If nothing else, the union crowd can really put up some fiery political stagecraft worthy of praises from 1915 American Communist “labor organizer” Joe Hill. Indeed, it wouldn’t surprise me to witness on the evening news, the Wisconsin assemblage of these public- and private-sector workers, and bussed-in “supporters,” shoulder to shoulder, emotively singing the 1930 workers’ movement hymnal, “I dreamed I saw Joe Hill Last Night”
. . . standing there as big as life
and smiling with his eyes.
Says Joe “What they can never kill”
went on to organize . . .
From San Diego up to Maine,
in every mine and mill,
Where working men defend their rights,
It’s there you’ll find Joe Hill! . . .
But the shrill song of today’s unionists for “the right” of collective bargaining doesn’t quite resonate with a majority of Americans (excluding, of course, my teacher-relatives). The nation was wary of the advent of unions back in Hill’s day; we’re disenchanted with unions today for demonstrable reasons involving their abuses. What particularly angers many of us is the egregious, paradoxical demand for collective bargaining for millions of civil servants—the public-sector workers whom we “hire” to work for us, from Obama on down to the mail carrier bringing our tax forms.
Federal, state, and city worker “salaries and benefits,” “expense accounts,” food, mortgages . . . are paid for with our money, tax-money taken from the accrued earned wealth of families who create, produce something, and directly contribute to keeping the American national engine going. The people should no more allow federal file clerks and form-processors to unionize than allow all military branches to coalesce into the “United Combat Workers of America.”

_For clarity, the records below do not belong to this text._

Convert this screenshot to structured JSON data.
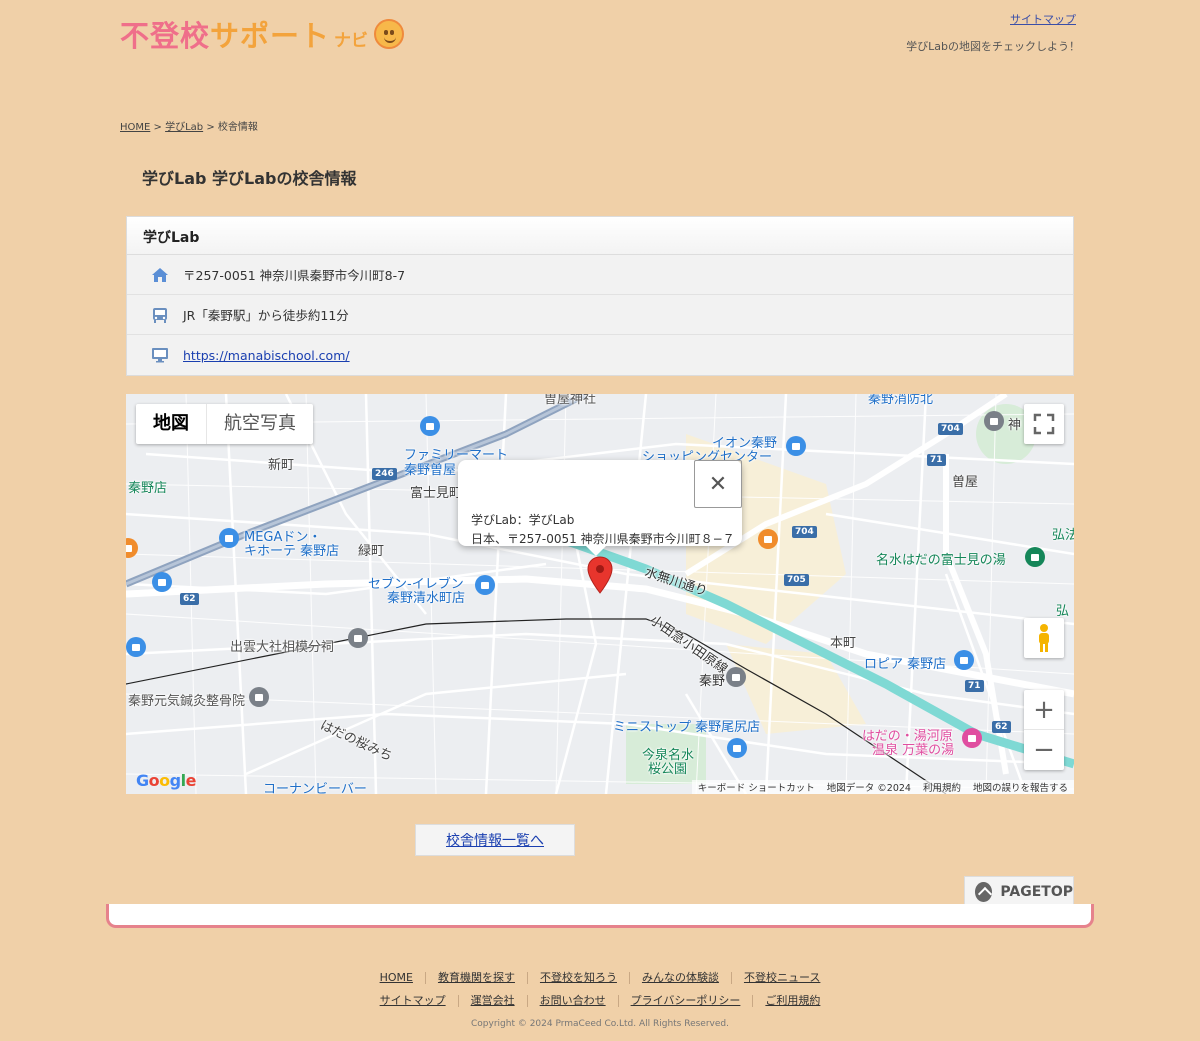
{
  "header": {
    "logo_part1": "不登校",
    "logo_part2": "サポート",
    "logo_navi": "ナビ",
    "sitemap": "サイトマップ",
    "tagline": "学びLabの地図をチェックしよう！"
  },
  "breadcrumb": {
    "home": "HOME",
    "sep1": " > ",
    "school": "学びLab",
    "sep2": " > ",
    "current": "校舎情報"
  },
  "page_title": "学びLab 学びLabの校舎情報",
  "card": {
    "name": "学びLab",
    "address": "〒257-0051 神奈川県秦野市今川町8-7",
    "access": "JR「秦野駅」から徒歩約11分",
    "url": "https://manabischool.com/"
  },
  "map": {
    "type_map": "地図",
    "type_satellite": "航空写真",
    "info_line1": "学びLab：学びLab",
    "info_line2": "日本、〒257-0051 神奈川県秦野市今川町８−７",
    "close": "✕",
    "google": "Google",
    "footer": {
      "shortcuts": "キーボード ショートカット",
      "data": "地図データ ©2024",
      "terms": "利用規約",
      "report": "地図の誤りを報告する"
    },
    "labels": {
      "family_mart": "ファミリーマート",
      "family_mart2": "秦野曽屋",
      "aeon": "イオン秦野",
      "aeon2": "ショッピングセンター",
      "shinmachi": "新町",
      "hadano_store": "秦野店",
      "fujimi": "富士見町",
      "mega": "MEGAドン・",
      "mega2": "キホーテ 秦野店",
      "midori": "緑町",
      "seven": "セブン-イレブン",
      "seven2": "秦野清水町店",
      "mizunashi": "水無川通り",
      "odakyu": "小田急小田原線",
      "izumo": "出雲大社相模分祠",
      "hadano": "秦野",
      "honcho": "本町",
      "ropia": "ロピア 秦野店",
      "nadaka": "名水はだの富士見の湯",
      "soya": "曽屋",
      "ministop": "ミニストップ 秦野尾尻店",
      "imaizumi": "今泉名水",
      "imaizumi2": "桜公園",
      "sakura": "はだの桜みち",
      "konan": "コーナンビーバー",
      "moto": "秦野元気鍼灸整骨院",
      "yumori": "はだの・湯河原",
      "yumori2": "温泉 万葉の湯",
      "sodaya": "曽屋神社",
      "kami": "神",
      "hiroshi": "弘法",
      "hiroshi2": "弘",
      "hadano_kita": "秦野消防北"
    },
    "route_numbers": [
      "246",
      "62",
      "704",
      "71",
      "705",
      "71",
      "62",
      "704"
    ],
    "colors": {
      "river": "#7fd9d4",
      "road": "#ffffff",
      "highway": "#8fa3bf",
      "marker": "#e8352d",
      "poi_blue": "#3b8fe6",
      "poi_orange": "#f08c2c",
      "poi_pink": "#e04ea0",
      "poi_gray": "#7a8088",
      "label_blue": "#1f6fc8",
      "label_green": "#158659"
    }
  },
  "list_button": "校舎情報一覧へ",
  "pagetop": "PAGETOP",
  "footer": {
    "nav1": [
      "HOME",
      "教育機関を探す",
      "不登校を知ろう",
      "みんなの体験談",
      "不登校ニュース"
    ],
    "nav2": [
      "サイトマップ",
      "運営会社",
      "お問い合わせ",
      "プライバシーポリシー",
      "ご利用規約"
    ],
    "copyright": "Copyright © 2024 PrmaCeed Co.Ltd. All Rights Reserved."
  }
}
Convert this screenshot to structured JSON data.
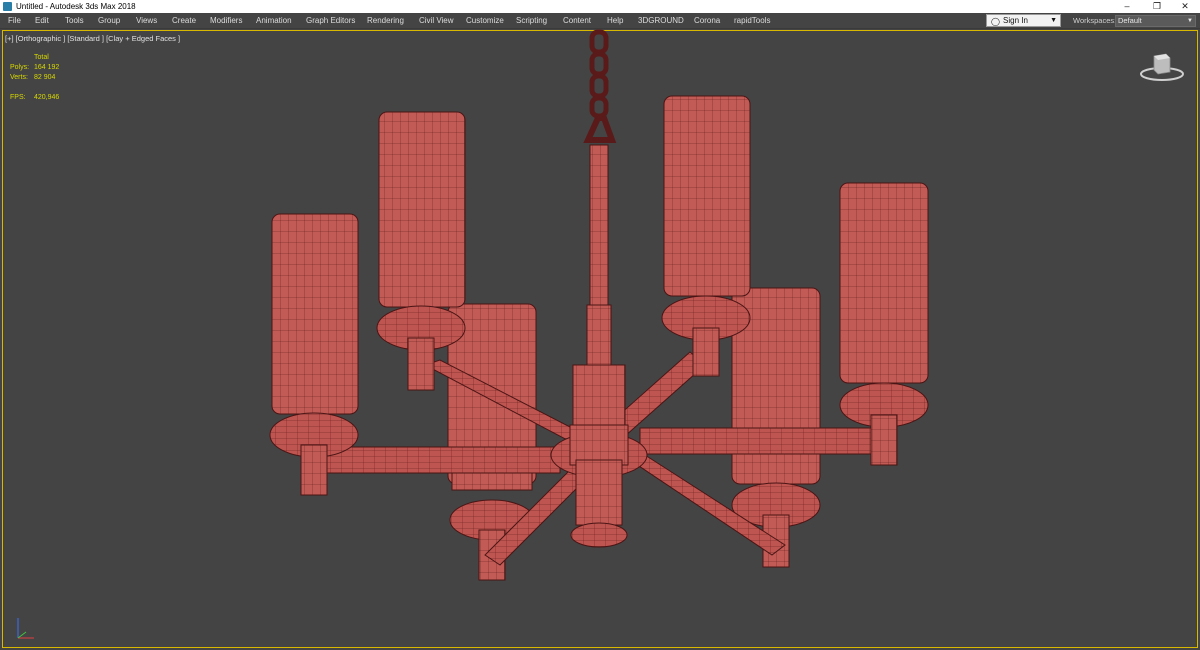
{
  "window": {
    "title": "Untitled - Autodesk 3ds Max 2018",
    "controls": {
      "minimize": "–",
      "maximize": "❐",
      "close": "✕"
    }
  },
  "menu": {
    "items": [
      "File",
      "Edit",
      "Tools",
      "Group",
      "Views",
      "Create",
      "Modifiers",
      "Animation",
      "Graph Editors",
      "Rendering",
      "Civil View",
      "Customize",
      "Scripting",
      "Content",
      "Help",
      "3DGROUND",
      "Corona",
      "rapidTools"
    ]
  },
  "account": {
    "sign_in_label": "Sign In"
  },
  "workspaces": {
    "label": "Workspaces:",
    "value": "Default"
  },
  "viewport": {
    "label": "[+] [Orthographic ] [Standard ] [Clay + Edged Faces ]",
    "stats": {
      "total_label": "Total",
      "polys_label": "Polys:",
      "polys_value": "164 192",
      "verts_label": "Verts:",
      "verts_value": "82 904",
      "fps_label": "FPS:",
      "fps_value": "420,946"
    }
  },
  "colors": {
    "accent": "#d8b800",
    "model_fill": "#c25a55",
    "model_wire": "#5a1a1a",
    "background": "#444444"
  }
}
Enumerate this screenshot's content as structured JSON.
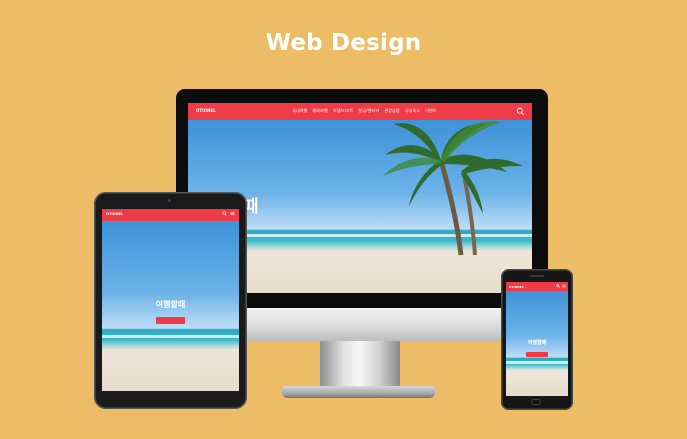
{
  "title": "Web Design",
  "site": {
    "logo": "OTIONEL",
    "hero_title": "여행할때",
    "hero_subtitle": "",
    "cta_label": ""
  },
  "desktop_nav": [
    "국내여행",
    "해외여행",
    "호텔/리조트",
    "항공/렌터카",
    "관광상품",
    "국내숙소",
    "이벤트"
  ],
  "icons": {
    "search": "search-icon",
    "menu": "hamburger-menu-icon"
  },
  "colors": {
    "background": "#EDBC67",
    "brand_red": "#EF3B45",
    "title": "#FFFFFF"
  }
}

If anybody should be “collectively bargaining,” it should be us, the workaday American, who’s about had it with our employee-government’s confiscatory taxes we and our children’s children are ordered to fork over throughout a lifetime, and shortly beyond.
No, there’s no resonance. Not when we have innumerable federal, state, and city labor laws in place, as well as regulatory agencies, such as the Department of Labor and OSHA. Indeed, the walls of American businesses large and small are awash in posters, jammed full of union and non-union worker rights, the regulations protecting them, and instructions—often, all detailed in English and in several foreign languages—on where to file “complaints” or “grievance charges”—“charges” real, imagined, trumped up, or just plain over the top:
“My boss discriminated against me. He told me my work day begins at 9 A.M.,
not when I’m done with breakfast at my desk. I’m entitled to have a morning
coffee like everyone else around here. . . .”
“The union rep says we’re off the job; let the planes land on their own. . . .”
“Let Boston itself see to the rioting and looting while we strike. We cops mean to
have a union for more pay, boy-o, and less hours and better working conditions. . . .”
Alas, for the worker-rights folks, now out politically grazing in the Dairy State, looking to continue milking the system and chewing up our pocketbooks: 2011 is not 1919.